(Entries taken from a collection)
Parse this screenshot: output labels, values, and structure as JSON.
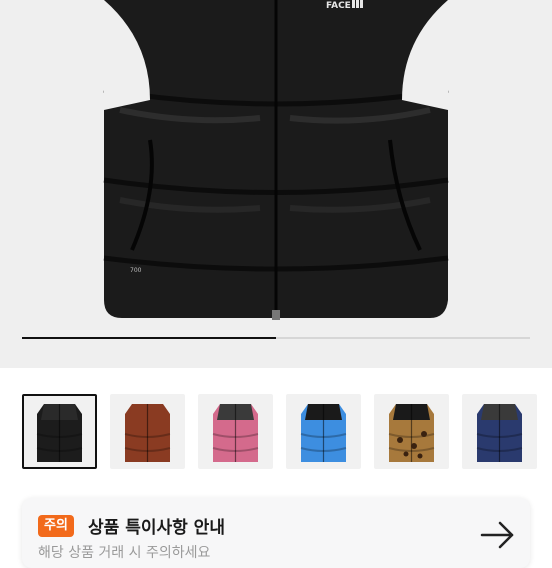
{
  "hero": {
    "brand_text": "FACE",
    "product_mark": "700",
    "carousel_progress": 0.5
  },
  "thumbnails": [
    {
      "name": "black",
      "color": "#1c1c1c",
      "accent": "#2a2a2a",
      "selected": true
    },
    {
      "name": "brown",
      "color": "#8a3b22",
      "accent": "#8a3b22",
      "selected": false
    },
    {
      "name": "pink",
      "color": "#d46a8c",
      "accent": "#3a3a3a",
      "selected": false
    },
    {
      "name": "blue",
      "color": "#3d8ee0",
      "accent": "#1a1a1a",
      "selected": false
    },
    {
      "name": "leopard",
      "color": "#a7793c",
      "accent": "#1a1a1a",
      "selected": false
    },
    {
      "name": "navy",
      "color": "#2a3a6e",
      "accent": "#3a3a3a",
      "selected": false
    }
  ],
  "notice": {
    "badge": "주의",
    "title": "상품 특이사항 안내",
    "subtitle": "해당 상품 거래 시 주의하세요",
    "arrow_icon": "arrow-right-icon"
  }
}
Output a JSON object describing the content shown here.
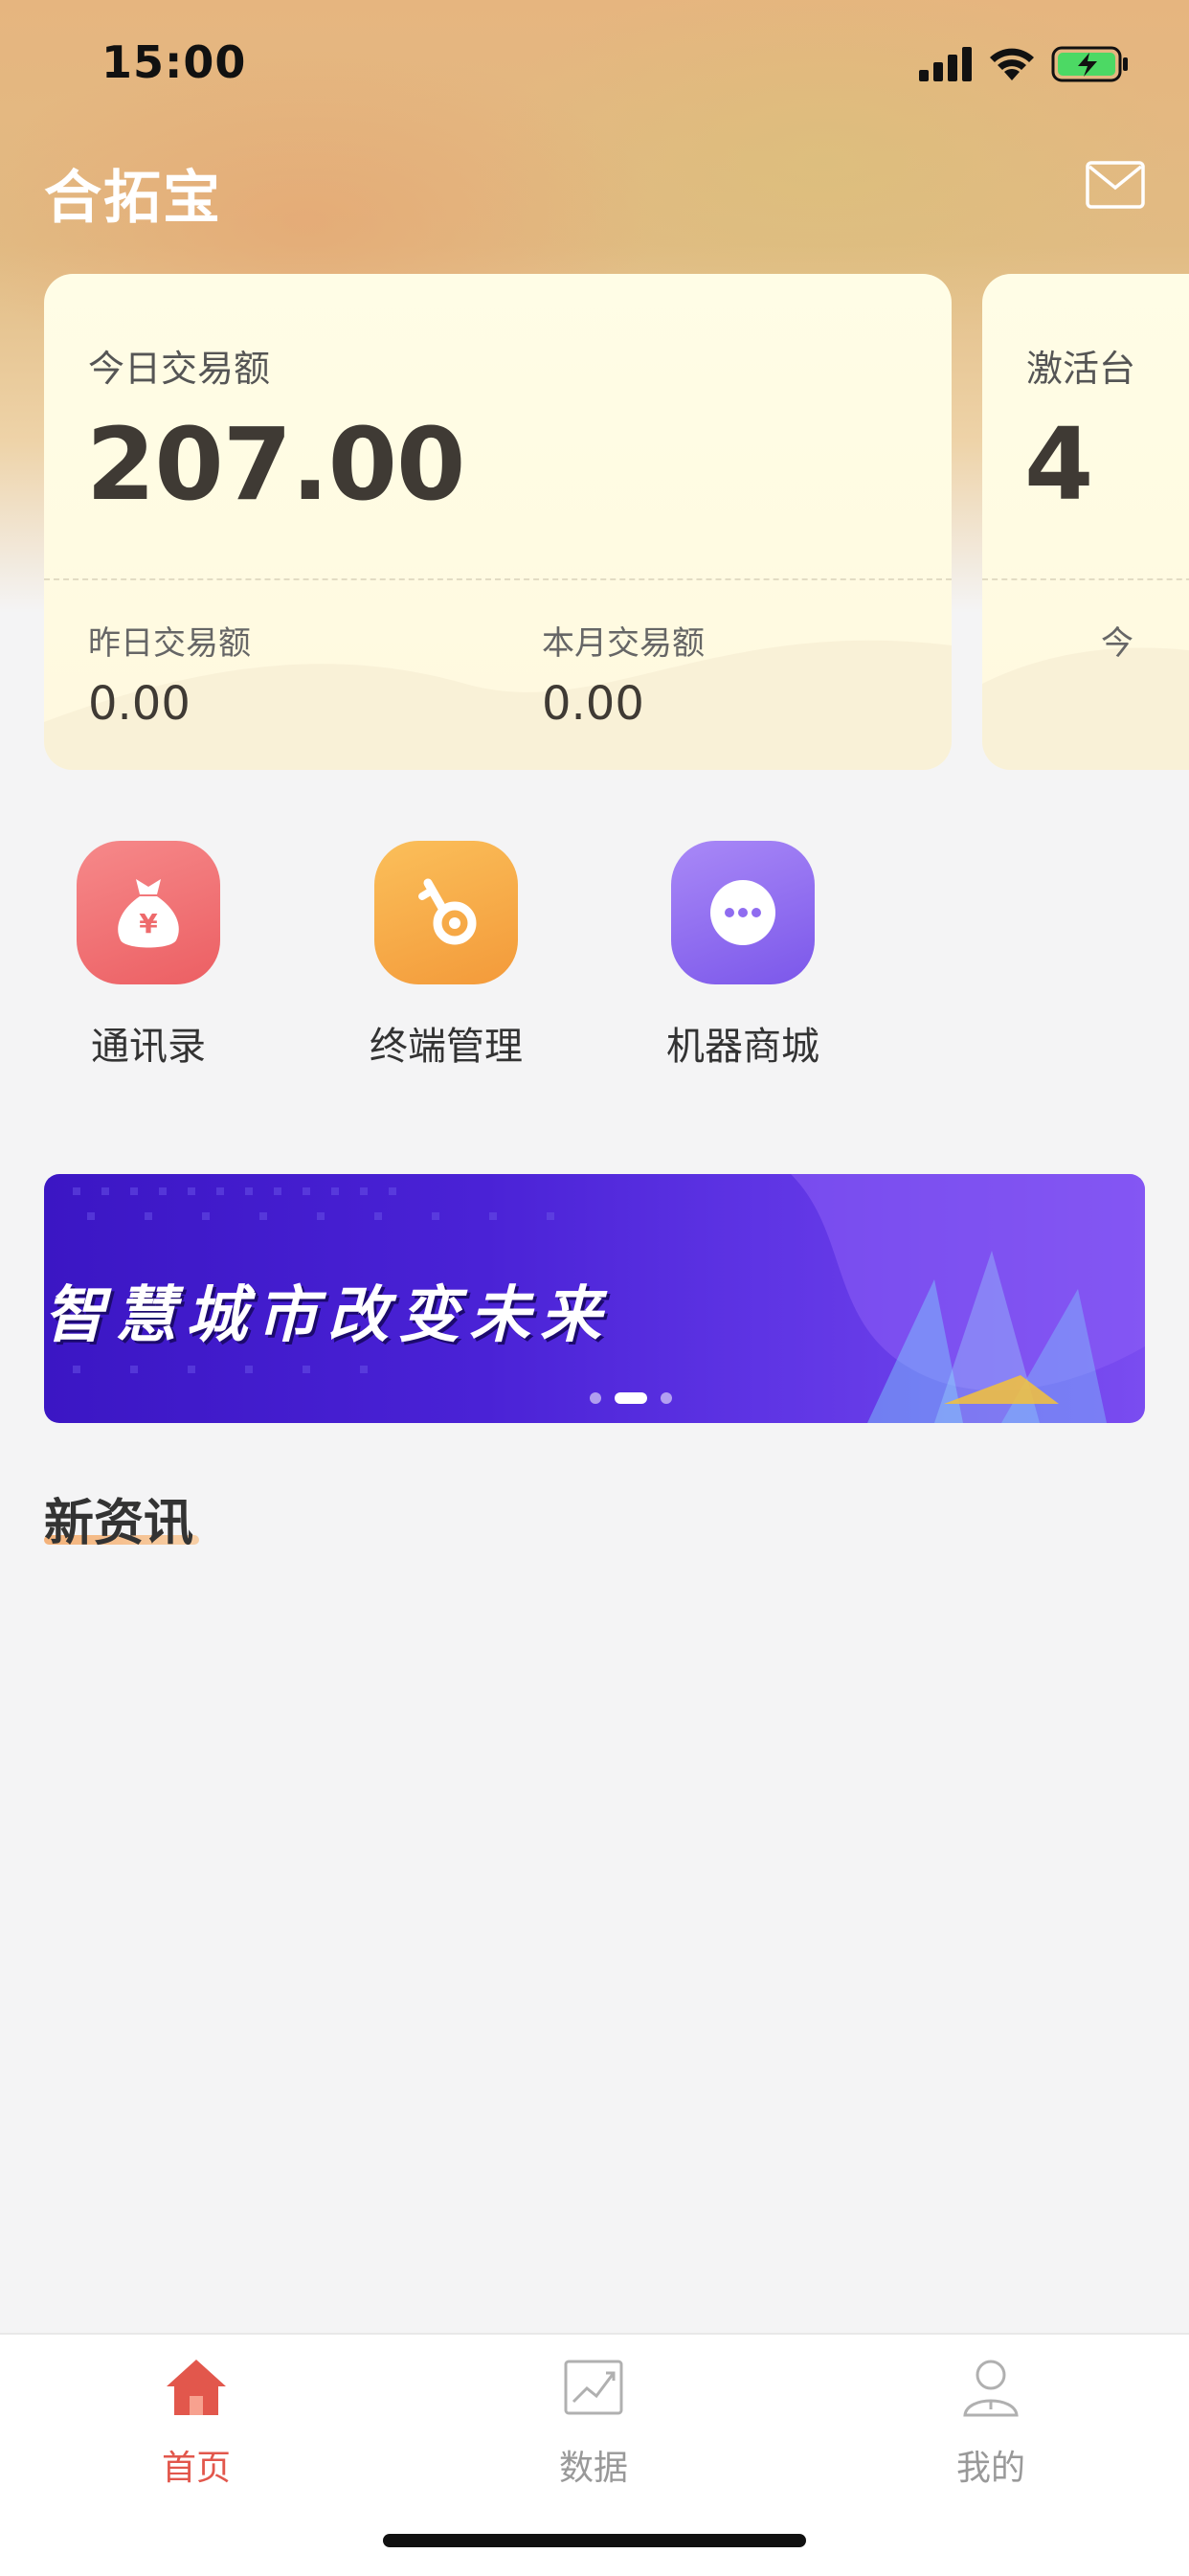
{
  "status_bar": {
    "time": "15:00"
  },
  "header": {
    "title": "合拓宝",
    "mail_icon": "mail-icon"
  },
  "cards": [
    {
      "label": "今日交易额",
      "value": "207.00",
      "sub": [
        {
          "label": "昨日交易额",
          "value": "0.00"
        },
        {
          "label": "本月交易额",
          "value": "0.00"
        }
      ]
    },
    {
      "label": "激活台",
      "value": "4",
      "sub": [
        {
          "label": "今"
        }
      ]
    }
  ],
  "quick_menu": [
    {
      "label": "通讯录",
      "icon": "money-bag-icon",
      "color": "#ef6f70"
    },
    {
      "label": "终端管理",
      "icon": "key-icon",
      "color": "#f6a94a"
    },
    {
      "label": "机器商城",
      "icon": "more-dots-icon",
      "color": "#8f6cf0"
    }
  ],
  "banner": {
    "text": "智慧城市改变未来",
    "slide_index": 1,
    "slide_count": 3
  },
  "news": {
    "title": "新资讯"
  },
  "tab_bar": {
    "active_color": "#e2574c",
    "tabs": [
      {
        "label": "首页",
        "icon": "home-icon",
        "active": true
      },
      {
        "label": "数据",
        "icon": "chart-icon",
        "active": false
      },
      {
        "label": "我的",
        "icon": "user-icon",
        "active": false
      }
    ]
  }
}
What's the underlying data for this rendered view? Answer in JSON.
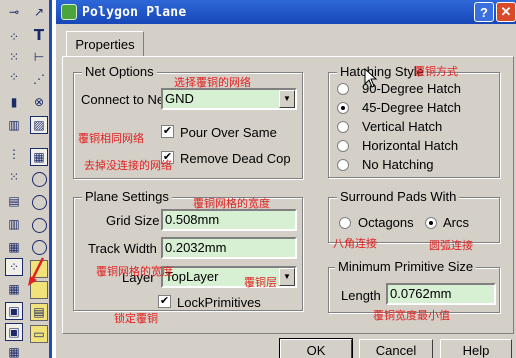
{
  "window": {
    "title": "Polygon Plane",
    "help_glyph": "?",
    "close_glyph": "✕"
  },
  "tab": {
    "label": "Properties"
  },
  "net_options": {
    "title": "Net Options",
    "connect_label": "Connect to Net",
    "connect_value": "GND",
    "pour_over_label": "Pour Over Same",
    "pour_over_checked": true,
    "remove_dead_label": "Remove Dead Copper",
    "remove_dead_checked": true
  },
  "plane_settings": {
    "title": "Plane Settings",
    "grid_label": "Grid Size",
    "grid_value": "0.508mm",
    "track_label": "Track Width",
    "track_value": "0.2032mm",
    "layer_label": "Layer",
    "layer_value": "TopLayer",
    "lock_label": "LockPrimitives",
    "lock_checked": true
  },
  "hatching": {
    "title": "Hatching Style",
    "options": [
      "90-Degree Hatch",
      "45-Degree Hatch",
      "Vertical Hatch",
      "Horizontal Hatch",
      "No Hatching"
    ],
    "selected": "45-Degree Hatch"
  },
  "surround": {
    "title": "Surround Pads With",
    "options": [
      "Octagons",
      "Arcs"
    ],
    "selected": "Arcs"
  },
  "min_size": {
    "title": "Minimum Primitive Size",
    "length_label": "Length",
    "length_value": "0.0762mm"
  },
  "buttons": {
    "ok": "OK",
    "cancel": "Cancel",
    "help": "Help"
  },
  "annotations": {
    "connect_net": "选择覆铜的网络",
    "pour_over": "覆铜相同网络",
    "remove_dead": "去掉没连接的网络",
    "grid": "覆铜网格的宽度",
    "layer_panel": "覆铜网格的宽度",
    "layer": "覆铜层",
    "lock": "锁定覆铜",
    "hatch": "覆铜方式",
    "octagons": "八角连接",
    "arcs": "圆弧连接",
    "min_width": "覆铜宽度最小值"
  },
  "marker": "1",
  "colors": {
    "field_bg": "#d7f0d3",
    "titlebar": "#1f4fb5",
    "annotation": "#e02020",
    "dialog_bg": "#d4d0c8"
  }
}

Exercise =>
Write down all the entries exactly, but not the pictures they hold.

Response =>
Parse this screenshot: output labels, values, and structure as JSON.
{
  "hero": {
    "brand_text": "FACE",
    "product_mark": "700",
    "carousel_progress": 0.5
  },
  "thumbnails": [
    {
      "name": "black",
      "color": "#1c1c1c",
      "accent": "#2a2a2a",
      "selected": true
    },
    {
      "name": "brown",
      "color": "#8a3b22",
      "accent": "#8a3b22",
      "selected": false
    },
    {
      "name": "pink",
      "color": "#d46a8c",
      "accent": "#3a3a3a",
      "selected": false
    },
    {
      "name": "blue",
      "color": "#3d8ee0",
      "accent": "#1a1a1a",
      "selected": false
    },
    {
      "name": "leopard",
      "color": "#a7793c",
      "accent": "#1a1a1a",
      "selected": false
    },
    {
      "name": "navy",
      "color": "#2a3a6e",
      "accent": "#3a3a3a",
      "selected": false
    }
  ],
  "notice": {
    "badge": "주의",
    "title": "상품 특이사항 안내",
    "subtitle": "해당 상품 거래 시 주의하세요",
    "arrow_icon": "arrow-right-icon"
  }
}
Output a JSON object describing the content shown here.
{
  "status_bar": {
    "time": "15:00"
  },
  "header": {
    "title": "合拓宝",
    "mail_icon": "mail-icon"
  },
  "cards": [
    {
      "label": "今日交易额",
      "value": "207.00",
      "sub": [
        {
          "label": "昨日交易额",
          "value": "0.00"
        },
        {
          "label": "本月交易额",
          "value": "0.00"
        }
      ]
    },
    {
      "label": "激活台",
      "value": "4",
      "sub": [
        {
          "label": "今"
        }
      ]
    }
  ],
  "quick_menu": [
    {
      "label": "通讯录",
      "icon": "money-bag-icon",
      "color": "#ef6f70"
    },
    {
      "label": "终端管理",
      "icon": "key-icon",
      "color": "#f6a94a"
    },
    {
      "label": "机器商城",
      "icon": "more-dots-icon",
      "color": "#8f6cf0"
    }
  ],
  "banner": {
    "text": "智慧城市改变未来",
    "slide_index": 1,
    "slide_count": 3
  },
  "news": {
    "title": "新资讯"
  },
  "tab_bar": {
    "active_color": "#e2574c",
    "tabs": [
      {
        "label": "首页",
        "icon": "home-icon",
        "active": true
      },
      {
        "label": "数据",
        "icon": "chart-icon",
        "active": false
      },
      {
        "label": "我的",
        "icon": "user-icon",
        "active": false
      }
    ]
  }
}
What's the underlying data for this rendered view? Answer in JSON.
{
  "window": {
    "title": "Polygon Plane",
    "help_glyph": "?",
    "close_glyph": "✕"
  },
  "tab": {
    "label": "Properties"
  },
  "net_options": {
    "title": "Net Options",
    "connect_label": "Connect to Net",
    "connect_value": "GND",
    "pour_over_label": "Pour Over Same",
    "pour_over_checked": true,
    "remove_dead_label": "Remove Dead Copper",
    "remove_dead_checked": true
  },
  "plane_settings": {
    "title": "Plane Settings",
    "grid_label": "Grid Size",
    "grid_value": "0.508mm",
    "track_label": "Track Width",
    "track_value": "0.2032mm",
    "layer_label": "Layer",
    "layer_value": "TopLayer",
    "lock_label": "LockPrimitives",
    "lock_checked": true
  },
  "hatching": {
    "title": "Hatching Style",
    "options": [
      "90-Degree Hatch",
      "45-Degree Hatch",
      "Vertical Hatch",
      "Horizontal Hatch",
      "No Hatching"
    ],
    "selected": "45-Degree Hatch"
  },
  "surround": {
    "title": "Surround Pads With",
    "options": [
      "Octagons",
      "Arcs"
    ],
    "selected": "Arcs"
  },
  "min_size": {
    "title": "Minimum Primitive Size",
    "length_label": "Length",
    "length_value": "0.0762mm"
  },
  "buttons": {
    "ok": "OK",
    "cancel": "Cancel",
    "help": "Help"
  },
  "annotations": {
    "connect_net": "选择覆铜的网络",
    "pour_over": "覆铜相同网络",
    "remove_dead": "去掉没连接的网络",
    "grid": "覆铜网格的宽度",
    "layer_panel": "覆铜网格的宽度",
    "layer": "覆铜层",
    "lock": "锁定覆铜",
    "hatch": "覆铜方式",
    "octagons": "八角连接",
    "arcs": "圆弧连接",
    "min_width": "覆铜宽度最小值"
  },
  "marker": "1",
  "colors": {
    "field_bg": "#d7f0d3",
    "titlebar": "#1f4fb5",
    "annotation": "#e02020",
    "dialog_bg": "#d4d0c8"
  }
}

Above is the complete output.